Exercise prompt: Each line that includes "JSON" must be copied from the records.

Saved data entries
++++++

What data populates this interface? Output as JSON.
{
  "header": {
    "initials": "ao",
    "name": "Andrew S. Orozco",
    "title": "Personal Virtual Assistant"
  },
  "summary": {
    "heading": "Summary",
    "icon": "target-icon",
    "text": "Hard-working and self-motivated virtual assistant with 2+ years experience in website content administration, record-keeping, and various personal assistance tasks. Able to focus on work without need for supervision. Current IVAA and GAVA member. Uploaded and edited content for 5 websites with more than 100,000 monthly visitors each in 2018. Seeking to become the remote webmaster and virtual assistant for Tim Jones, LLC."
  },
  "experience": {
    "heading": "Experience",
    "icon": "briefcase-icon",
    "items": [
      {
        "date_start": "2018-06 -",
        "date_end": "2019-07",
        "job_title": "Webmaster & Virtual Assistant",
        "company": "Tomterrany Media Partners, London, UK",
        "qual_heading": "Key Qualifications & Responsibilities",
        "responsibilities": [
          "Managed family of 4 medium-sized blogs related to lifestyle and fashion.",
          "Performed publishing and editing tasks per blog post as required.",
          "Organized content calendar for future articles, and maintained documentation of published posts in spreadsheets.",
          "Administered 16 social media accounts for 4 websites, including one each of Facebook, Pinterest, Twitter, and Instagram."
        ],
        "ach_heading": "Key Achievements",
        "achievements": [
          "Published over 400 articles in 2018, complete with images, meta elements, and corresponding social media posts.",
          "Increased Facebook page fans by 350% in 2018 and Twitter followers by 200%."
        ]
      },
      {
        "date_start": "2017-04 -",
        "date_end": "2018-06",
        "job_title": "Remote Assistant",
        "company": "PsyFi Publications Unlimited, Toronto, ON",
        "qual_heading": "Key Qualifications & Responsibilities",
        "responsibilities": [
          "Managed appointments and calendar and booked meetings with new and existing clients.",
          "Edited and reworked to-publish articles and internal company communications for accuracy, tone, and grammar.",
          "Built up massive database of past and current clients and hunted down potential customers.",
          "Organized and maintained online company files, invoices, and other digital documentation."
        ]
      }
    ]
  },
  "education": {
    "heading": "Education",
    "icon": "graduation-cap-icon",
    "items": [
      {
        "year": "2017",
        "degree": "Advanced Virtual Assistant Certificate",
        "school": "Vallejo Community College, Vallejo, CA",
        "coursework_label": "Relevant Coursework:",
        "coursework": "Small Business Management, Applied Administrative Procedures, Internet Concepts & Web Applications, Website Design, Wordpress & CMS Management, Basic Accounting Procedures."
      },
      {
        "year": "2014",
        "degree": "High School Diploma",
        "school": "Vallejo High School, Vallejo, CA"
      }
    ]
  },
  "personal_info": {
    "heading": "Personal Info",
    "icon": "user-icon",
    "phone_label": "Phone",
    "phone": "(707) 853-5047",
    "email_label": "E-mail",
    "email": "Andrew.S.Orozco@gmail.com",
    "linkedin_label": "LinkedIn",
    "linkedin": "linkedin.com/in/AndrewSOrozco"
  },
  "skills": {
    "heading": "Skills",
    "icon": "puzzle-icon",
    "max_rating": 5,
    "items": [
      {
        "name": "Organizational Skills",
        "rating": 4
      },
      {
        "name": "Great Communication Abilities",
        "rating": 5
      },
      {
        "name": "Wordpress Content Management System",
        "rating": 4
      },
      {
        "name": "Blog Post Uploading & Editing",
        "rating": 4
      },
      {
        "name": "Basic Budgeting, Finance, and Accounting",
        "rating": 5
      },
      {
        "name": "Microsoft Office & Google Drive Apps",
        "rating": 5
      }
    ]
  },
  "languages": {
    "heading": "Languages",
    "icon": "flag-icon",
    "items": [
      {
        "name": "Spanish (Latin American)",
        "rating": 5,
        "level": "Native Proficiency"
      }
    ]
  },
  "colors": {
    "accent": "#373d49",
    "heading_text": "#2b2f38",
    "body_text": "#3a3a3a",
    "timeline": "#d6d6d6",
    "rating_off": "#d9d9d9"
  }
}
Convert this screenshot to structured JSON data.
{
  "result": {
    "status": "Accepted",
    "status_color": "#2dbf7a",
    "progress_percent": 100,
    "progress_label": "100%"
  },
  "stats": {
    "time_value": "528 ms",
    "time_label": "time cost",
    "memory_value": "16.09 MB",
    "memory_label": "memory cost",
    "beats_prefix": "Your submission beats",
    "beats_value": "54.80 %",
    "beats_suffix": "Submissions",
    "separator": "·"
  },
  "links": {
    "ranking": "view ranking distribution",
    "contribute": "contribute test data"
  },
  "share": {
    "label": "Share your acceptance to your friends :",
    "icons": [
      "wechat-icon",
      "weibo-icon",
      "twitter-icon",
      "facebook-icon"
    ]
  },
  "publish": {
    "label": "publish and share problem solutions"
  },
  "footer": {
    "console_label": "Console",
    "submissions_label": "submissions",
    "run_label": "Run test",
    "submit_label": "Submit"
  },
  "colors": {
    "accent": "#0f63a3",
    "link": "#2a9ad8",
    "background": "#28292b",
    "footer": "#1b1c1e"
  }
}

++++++

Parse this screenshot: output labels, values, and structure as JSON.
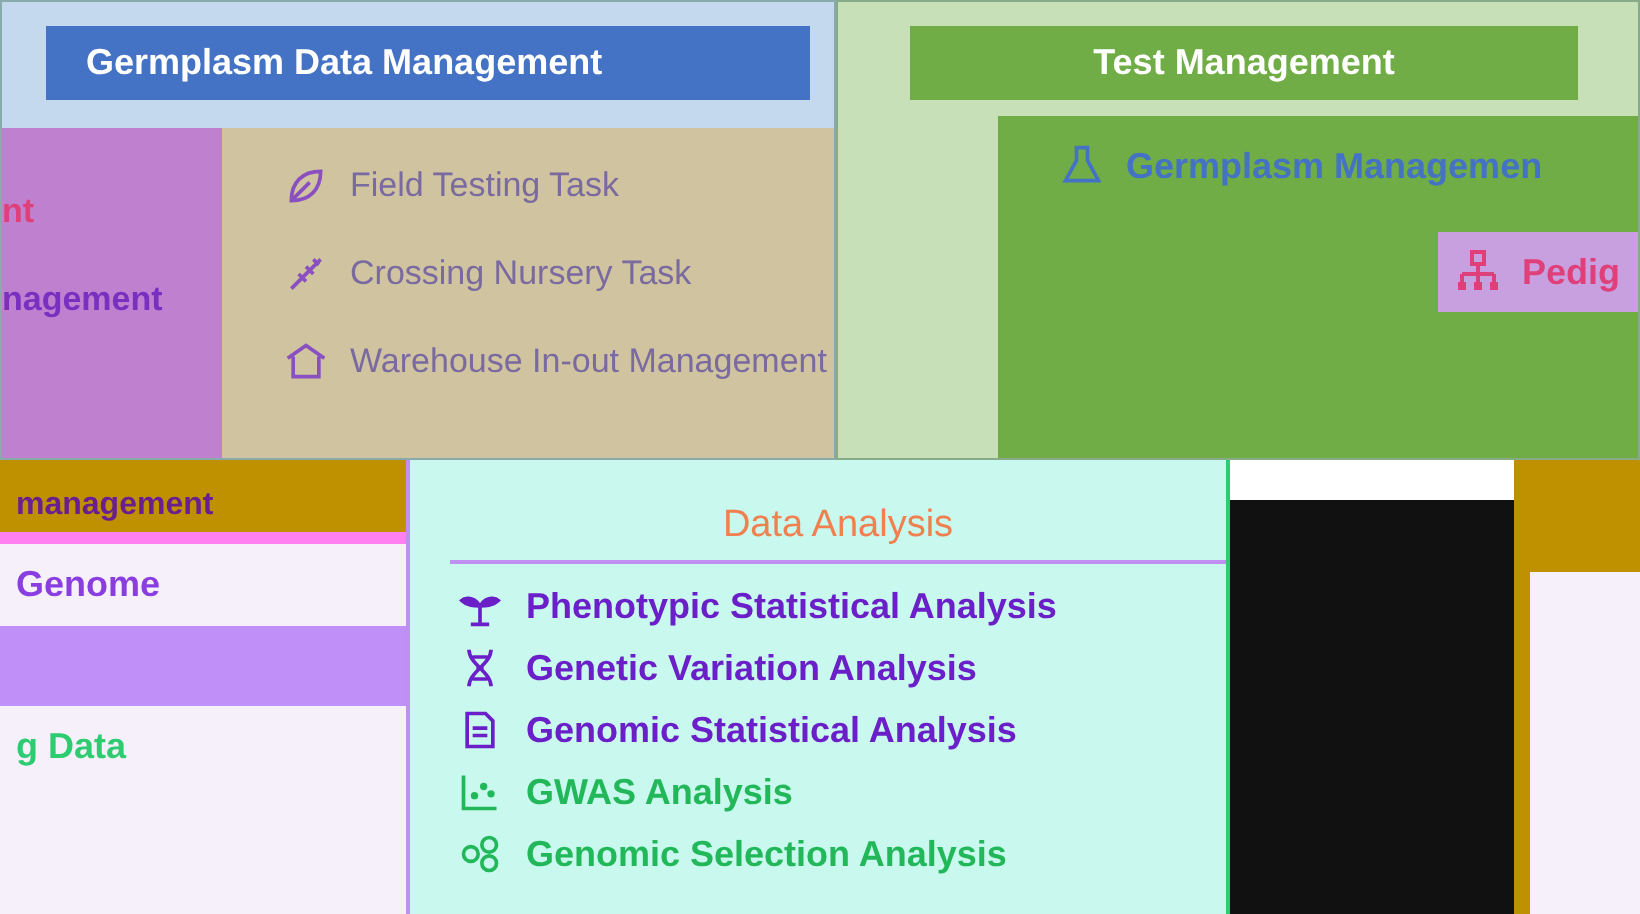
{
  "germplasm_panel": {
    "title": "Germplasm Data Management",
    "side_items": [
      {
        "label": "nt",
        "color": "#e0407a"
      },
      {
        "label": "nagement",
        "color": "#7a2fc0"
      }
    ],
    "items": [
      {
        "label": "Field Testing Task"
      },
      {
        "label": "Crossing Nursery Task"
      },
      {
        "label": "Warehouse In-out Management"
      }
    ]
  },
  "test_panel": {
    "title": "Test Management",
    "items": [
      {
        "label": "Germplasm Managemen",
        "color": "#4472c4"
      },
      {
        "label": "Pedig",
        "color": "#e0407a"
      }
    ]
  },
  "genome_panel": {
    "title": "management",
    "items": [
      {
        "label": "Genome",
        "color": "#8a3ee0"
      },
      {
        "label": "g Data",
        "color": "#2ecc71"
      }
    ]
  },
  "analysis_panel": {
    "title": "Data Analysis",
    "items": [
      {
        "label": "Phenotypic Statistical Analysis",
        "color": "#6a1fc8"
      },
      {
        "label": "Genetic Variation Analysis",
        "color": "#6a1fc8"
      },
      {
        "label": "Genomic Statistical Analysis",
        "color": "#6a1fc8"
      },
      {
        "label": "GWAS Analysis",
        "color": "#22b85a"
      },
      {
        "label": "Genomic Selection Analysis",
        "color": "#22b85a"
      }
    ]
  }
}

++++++

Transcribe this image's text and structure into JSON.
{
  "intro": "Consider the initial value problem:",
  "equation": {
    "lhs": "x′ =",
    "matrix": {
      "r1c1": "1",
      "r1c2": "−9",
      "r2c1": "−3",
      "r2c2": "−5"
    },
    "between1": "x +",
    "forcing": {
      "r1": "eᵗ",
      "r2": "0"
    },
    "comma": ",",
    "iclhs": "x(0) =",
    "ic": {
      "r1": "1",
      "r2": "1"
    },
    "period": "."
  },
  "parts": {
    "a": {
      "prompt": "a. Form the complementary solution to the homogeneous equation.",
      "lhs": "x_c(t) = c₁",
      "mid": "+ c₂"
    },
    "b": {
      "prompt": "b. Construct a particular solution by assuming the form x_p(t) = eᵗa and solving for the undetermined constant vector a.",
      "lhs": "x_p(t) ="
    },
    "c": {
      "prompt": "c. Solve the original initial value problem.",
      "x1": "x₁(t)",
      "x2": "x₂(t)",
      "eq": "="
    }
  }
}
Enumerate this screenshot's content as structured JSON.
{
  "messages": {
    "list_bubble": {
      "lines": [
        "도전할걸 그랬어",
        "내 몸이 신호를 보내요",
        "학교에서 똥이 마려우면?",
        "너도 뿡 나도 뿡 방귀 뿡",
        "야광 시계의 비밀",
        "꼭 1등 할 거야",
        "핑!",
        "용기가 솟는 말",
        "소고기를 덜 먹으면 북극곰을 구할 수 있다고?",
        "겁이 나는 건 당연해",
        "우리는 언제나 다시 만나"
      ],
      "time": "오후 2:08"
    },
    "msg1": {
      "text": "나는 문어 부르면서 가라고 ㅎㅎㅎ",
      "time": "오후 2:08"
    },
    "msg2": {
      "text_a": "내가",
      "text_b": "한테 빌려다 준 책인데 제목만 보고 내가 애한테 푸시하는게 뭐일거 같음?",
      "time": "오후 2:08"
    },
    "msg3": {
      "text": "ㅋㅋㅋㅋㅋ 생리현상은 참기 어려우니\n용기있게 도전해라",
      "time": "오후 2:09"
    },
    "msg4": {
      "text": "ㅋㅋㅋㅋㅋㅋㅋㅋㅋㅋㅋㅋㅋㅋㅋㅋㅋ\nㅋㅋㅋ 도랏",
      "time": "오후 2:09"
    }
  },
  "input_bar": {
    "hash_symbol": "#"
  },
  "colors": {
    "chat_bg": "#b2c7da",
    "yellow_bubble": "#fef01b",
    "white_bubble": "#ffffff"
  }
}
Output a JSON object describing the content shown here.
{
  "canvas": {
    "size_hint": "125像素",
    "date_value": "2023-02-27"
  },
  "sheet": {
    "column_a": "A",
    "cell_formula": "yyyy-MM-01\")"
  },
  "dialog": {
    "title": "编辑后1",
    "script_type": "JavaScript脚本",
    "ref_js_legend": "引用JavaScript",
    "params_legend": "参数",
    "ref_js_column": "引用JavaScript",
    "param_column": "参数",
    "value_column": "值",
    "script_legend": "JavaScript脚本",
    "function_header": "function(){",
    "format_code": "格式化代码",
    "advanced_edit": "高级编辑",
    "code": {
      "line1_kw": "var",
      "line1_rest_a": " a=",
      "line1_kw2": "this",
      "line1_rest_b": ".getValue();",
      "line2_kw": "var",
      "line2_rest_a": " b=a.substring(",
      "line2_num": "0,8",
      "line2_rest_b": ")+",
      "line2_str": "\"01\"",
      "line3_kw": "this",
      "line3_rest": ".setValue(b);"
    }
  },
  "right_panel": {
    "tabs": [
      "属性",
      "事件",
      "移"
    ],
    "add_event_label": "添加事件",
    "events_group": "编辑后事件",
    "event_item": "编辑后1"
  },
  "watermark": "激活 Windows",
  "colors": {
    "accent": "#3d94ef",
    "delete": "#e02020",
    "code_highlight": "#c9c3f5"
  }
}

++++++

Task answer:
What data populates this interface? Output as JSON.
Convert this screenshot to structured JSON data.
Parse this screenshot: output labels, values, and structure as JSON.
Transcribe this image's text and structure into JSON.
Enumerate this screenshot's content as structured JSON.
Output a JSON object describing the content shown here.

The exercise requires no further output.